### INFORMATION SUPPLIED:
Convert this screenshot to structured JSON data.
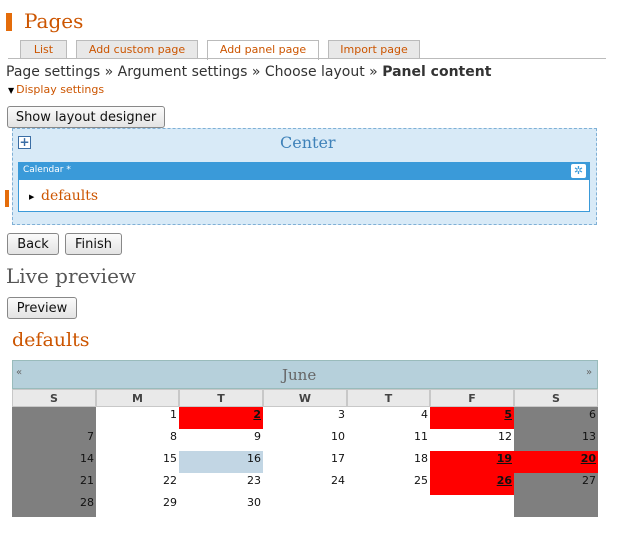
{
  "page": {
    "title": "Pages",
    "tabs": [
      {
        "label": "List"
      },
      {
        "label": "Add custom page"
      },
      {
        "label": "Add panel page"
      },
      {
        "label": "Import page"
      }
    ],
    "breadcrumb": {
      "step1": "Page settings",
      "sep": "»",
      "step2": "Argument settings",
      "step3": "Choose layout",
      "step4": "Panel content"
    },
    "display_settings": "Display settings",
    "buttons": {
      "show_layout_designer": "Show layout designer",
      "back": "Back",
      "finish": "Finish",
      "preview": "Preview"
    },
    "panel": {
      "region_label": "Center",
      "pane_title": "Calendar *",
      "pane_content": "defaults"
    },
    "live_preview": "Live preview",
    "preview_title": "defaults"
  },
  "calendar": {
    "month": "June",
    "prev": "«",
    "next": "»",
    "weekdays": [
      "S",
      "M",
      "T",
      "W",
      "T",
      "F",
      "S"
    ],
    "weeks": [
      [
        "",
        "1",
        "2",
        "3",
        "4",
        "5",
        "6"
      ],
      [
        "7",
        "8",
        "9",
        "10",
        "11",
        "12",
        "13"
      ],
      [
        "14",
        "15",
        "16",
        "17",
        "18",
        "19",
        "20"
      ],
      [
        "21",
        "22",
        "23",
        "24",
        "25",
        "26",
        "27"
      ],
      [
        "28",
        "29",
        "30",
        "",
        "",
        "",
        ""
      ]
    ],
    "event_days": [
      "2",
      "5",
      "19",
      "20",
      "26"
    ],
    "today": "16",
    "colors": {
      "event": "#ff0000",
      "weekend": "#7f7f7f",
      "today": "#c2d6e4",
      "header": "#b6d0db",
      "accent": "#cc5500"
    }
  }
}
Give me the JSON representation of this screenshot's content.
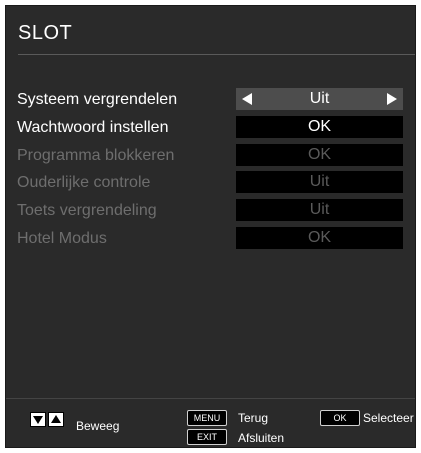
{
  "menu": {
    "title": "SLOT",
    "rows": [
      {
        "label": "Systeem vergrendelen",
        "value": "Uit",
        "enabled": true
      },
      {
        "label": "Wachtwoord instellen",
        "value": "OK",
        "enabled": true
      },
      {
        "label": "Programma blokkeren",
        "value": "OK",
        "enabled": false
      },
      {
        "label": "Ouderlijke controle",
        "value": "Uit",
        "enabled": false
      },
      {
        "label": "Toets vergrendeling",
        "value": "Uit",
        "enabled": false
      },
      {
        "label": "Hotel Modus",
        "value": "OK",
        "enabled": false
      }
    ]
  },
  "footer": {
    "move_label": "Beweeg",
    "menu_key": "MENU",
    "back_label": "Terug",
    "exit_key": "EXIT",
    "exit_label": "Afsluiten",
    "ok_key": "OK",
    "select_label": "Selecteer"
  },
  "colors": {
    "panel": "#2a2a2a",
    "enabled_text": "#ffffff",
    "disabled_text": "#6e6e6e",
    "value_box": "#000000",
    "selected_box": "#4d4d4d"
  }
}
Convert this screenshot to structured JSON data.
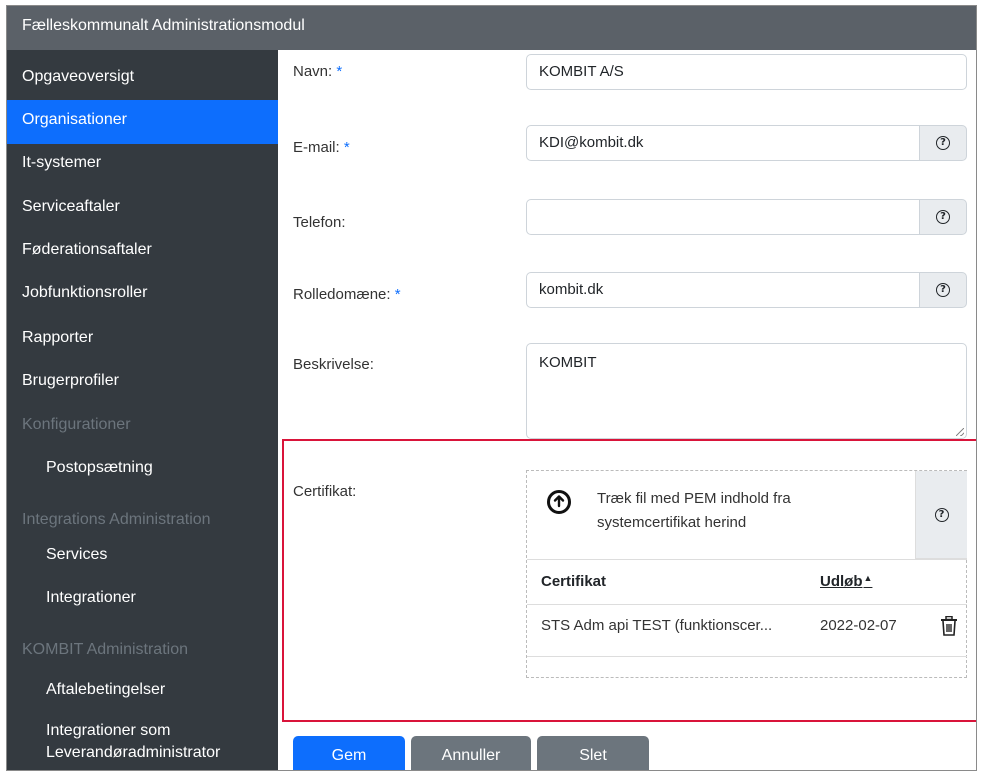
{
  "app": {
    "title": "Fælleskommunalt Administrationsmodul"
  },
  "sidebar": {
    "items": [
      {
        "label": "Opgaveoversigt"
      },
      {
        "label": "Organisationer"
      },
      {
        "label": "It-systemer"
      },
      {
        "label": "Serviceaftaler"
      },
      {
        "label": "Føderationsaftaler"
      },
      {
        "label": "Jobfunktionsroller"
      },
      {
        "label": "Rapporter"
      },
      {
        "label": "Brugerprofiler"
      },
      {
        "label": "Konfigurationer"
      },
      {
        "label": "Postopsætning"
      },
      {
        "label": "Integrations Administration"
      },
      {
        "label": "Services"
      },
      {
        "label": "Integrationer"
      },
      {
        "label": "KOMBIT Administration"
      },
      {
        "label": "Aftalebetingelser"
      },
      {
        "label": "Integrationer som"
      },
      {
        "label": "Leverandøradministrator"
      }
    ]
  },
  "form": {
    "required_marker": "*",
    "name": {
      "label": "Navn:",
      "value": "KOMBIT A/S"
    },
    "email": {
      "label": "E-mail:",
      "value": "KDI@kombit.dk"
    },
    "phone": {
      "label": "Telefon:",
      "value": ""
    },
    "role_domain": {
      "label": "Rolledomæne:",
      "value": "kombit.dk"
    },
    "description": {
      "label": "Beskrivelse:",
      "value": "KOMBIT"
    },
    "certificate": {
      "label": "Certifikat:",
      "drop_text_line1": "Træk fil med PEM indhold fra",
      "drop_text_line2": "systemcertifikat herind",
      "table": {
        "headers": {
          "certificate": "Certifikat",
          "expiry": "Udløb"
        },
        "rows": [
          {
            "certificate": "STS Adm api TEST (funktionscer...",
            "expiry": "2022-02-07"
          }
        ]
      }
    }
  },
  "help_symbol": "?",
  "buttons": {
    "save": "Gem",
    "cancel": "Annuller",
    "delete": "Slet"
  },
  "colors": {
    "primary": "#0d6efd",
    "secondary": "#6c757d",
    "sidebar": "#343a40",
    "highlight": "#d9143a"
  }
}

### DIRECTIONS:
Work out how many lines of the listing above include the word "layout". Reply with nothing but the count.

### ANSWER BOX:
2